Leave no picture in, and give every entry again exactly.

Entries provided:
----

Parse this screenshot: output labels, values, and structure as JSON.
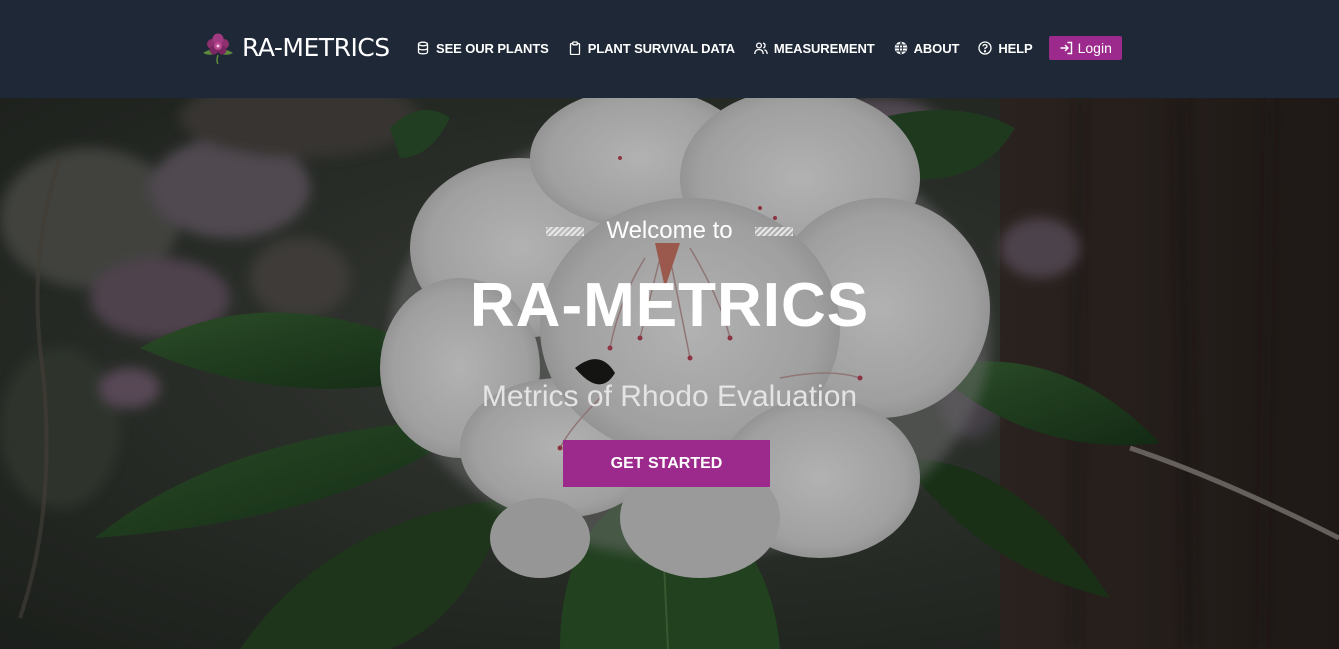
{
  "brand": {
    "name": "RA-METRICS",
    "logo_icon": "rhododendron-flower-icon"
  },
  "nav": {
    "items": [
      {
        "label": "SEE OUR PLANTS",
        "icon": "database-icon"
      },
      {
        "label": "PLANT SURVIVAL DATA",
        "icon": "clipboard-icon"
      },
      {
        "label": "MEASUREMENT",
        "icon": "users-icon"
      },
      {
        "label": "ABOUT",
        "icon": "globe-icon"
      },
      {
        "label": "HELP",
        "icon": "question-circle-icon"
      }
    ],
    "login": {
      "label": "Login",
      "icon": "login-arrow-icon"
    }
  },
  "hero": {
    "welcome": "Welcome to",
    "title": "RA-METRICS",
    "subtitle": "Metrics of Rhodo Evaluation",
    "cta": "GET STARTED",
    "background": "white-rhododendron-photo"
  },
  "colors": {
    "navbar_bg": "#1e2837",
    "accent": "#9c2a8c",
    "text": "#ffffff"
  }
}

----

Answer to this problem:
Parse this screenshot: output labels, values, and structure as JSON.
{
  "brand": {
    "name": "RA-METRICS",
    "logo_icon": "rhododendron-flower-icon"
  },
  "nav": {
    "items": [
      {
        "label": "SEE OUR PLANTS",
        "icon": "database-icon"
      },
      {
        "label": "PLANT SURVIVAL DATA",
        "icon": "clipboard-icon"
      },
      {
        "label": "MEASUREMENT",
        "icon": "users-icon"
      },
      {
        "label": "ABOUT",
        "icon": "globe-icon"
      },
      {
        "label": "HELP",
        "icon": "question-circle-icon"
      }
    ],
    "login": {
      "label": "Login",
      "icon": "login-arrow-icon"
    }
  },
  "hero": {
    "welcome": "Welcome to",
    "title": "RA-METRICS",
    "subtitle": "Metrics of Rhodo Evaluation",
    "cta": "GET STARTED",
    "background": "white-rhododendron-photo"
  },
  "colors": {
    "navbar_bg": "#1e2837",
    "accent": "#9c2a8c",
    "text": "#ffffff"
  }
}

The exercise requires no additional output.